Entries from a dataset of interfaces
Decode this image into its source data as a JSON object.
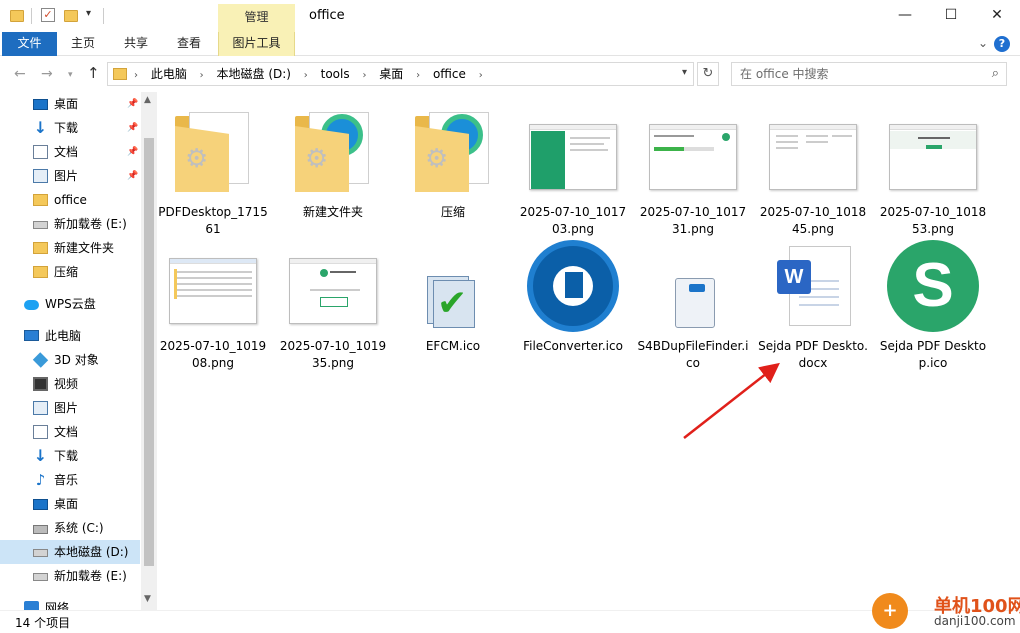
{
  "window": {
    "title": "office",
    "context_tab": "管理",
    "controls": {
      "minimize": "—",
      "maximize": "☐",
      "close": "✕"
    }
  },
  "ribbon": {
    "tabs": [
      "文件",
      "主页",
      "共享",
      "查看",
      "图片工具"
    ],
    "expand": "⌄",
    "help": "?"
  },
  "address": {
    "breadcrumbs": [
      "此电脑",
      "本地磁盘 (D:)",
      "tools",
      "桌面",
      "office"
    ],
    "search_placeholder": "在 office 中搜索"
  },
  "sidebar": {
    "items": [
      {
        "label": "桌面",
        "icon": "desktop-icon",
        "pinned": true
      },
      {
        "label": "下载",
        "icon": "download-icon",
        "pinned": true
      },
      {
        "label": "文档",
        "icon": "document-icon",
        "pinned": true
      },
      {
        "label": "图片",
        "icon": "picture-icon",
        "pinned": true
      },
      {
        "label": "office",
        "icon": "folder-icon"
      },
      {
        "label": "新加载卷 (E:)",
        "icon": "drive-icon"
      },
      {
        "label": "新建文件夹",
        "icon": "folder-icon"
      },
      {
        "label": "压缩",
        "icon": "folder-icon"
      },
      {
        "label": "WPS云盘",
        "icon": "cloud-icon"
      },
      {
        "label": "此电脑",
        "icon": "computer-icon"
      },
      {
        "label": "3D 对象",
        "icon": "3d-objects-icon"
      },
      {
        "label": "视频",
        "icon": "video-icon"
      },
      {
        "label": "图片",
        "icon": "picture-icon"
      },
      {
        "label": "文档",
        "icon": "document-icon"
      },
      {
        "label": "下载",
        "icon": "download-icon"
      },
      {
        "label": "音乐",
        "icon": "music-icon"
      },
      {
        "label": "桌面",
        "icon": "desktop-icon"
      },
      {
        "label": "系统 (C:)",
        "icon": "system-drive-icon"
      },
      {
        "label": "本地磁盘 (D:)",
        "icon": "drive-icon",
        "selected": true
      },
      {
        "label": "新加载卷 (E:)",
        "icon": "drive-icon"
      },
      {
        "label": "网络",
        "icon": "network-icon"
      }
    ]
  },
  "files": [
    {
      "name": "PDFDesktop_171561",
      "kind": "folder"
    },
    {
      "name": "新建文件夹",
      "kind": "folder-edge"
    },
    {
      "name": "压缩",
      "kind": "folder-edge"
    },
    {
      "name": "2025-07-10_101703.png",
      "kind": "shot-green"
    },
    {
      "name": "2025-07-10_101731.png",
      "kind": "shot-progress"
    },
    {
      "name": "2025-07-10_101845.png",
      "kind": "shot-list"
    },
    {
      "name": "2025-07-10_101853.png",
      "kind": "shot-web"
    },
    {
      "name": "2025-07-10_101908.png",
      "kind": "shot-table"
    },
    {
      "name": "2025-07-10_101935.png",
      "kind": "shot-complete"
    },
    {
      "name": "EFCM.ico",
      "kind": "efcm"
    },
    {
      "name": "FileConverter.ico",
      "kind": "fileconverter"
    },
    {
      "name": "S4BDupFileFinder.ico",
      "kind": "s4b"
    },
    {
      "name": "Sejda PDF Deskto.docx",
      "kind": "word"
    },
    {
      "name": "Sejda PDF Desktop.ico",
      "kind": "sejda"
    }
  ],
  "status": {
    "item_count": "14 个项目"
  },
  "watermark": {
    "title": "单机100网",
    "url": "danji100.com"
  }
}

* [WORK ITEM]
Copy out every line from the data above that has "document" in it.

* [ANSWER BOX]
        "icon": "document-icon",
        "icon": "document-icon"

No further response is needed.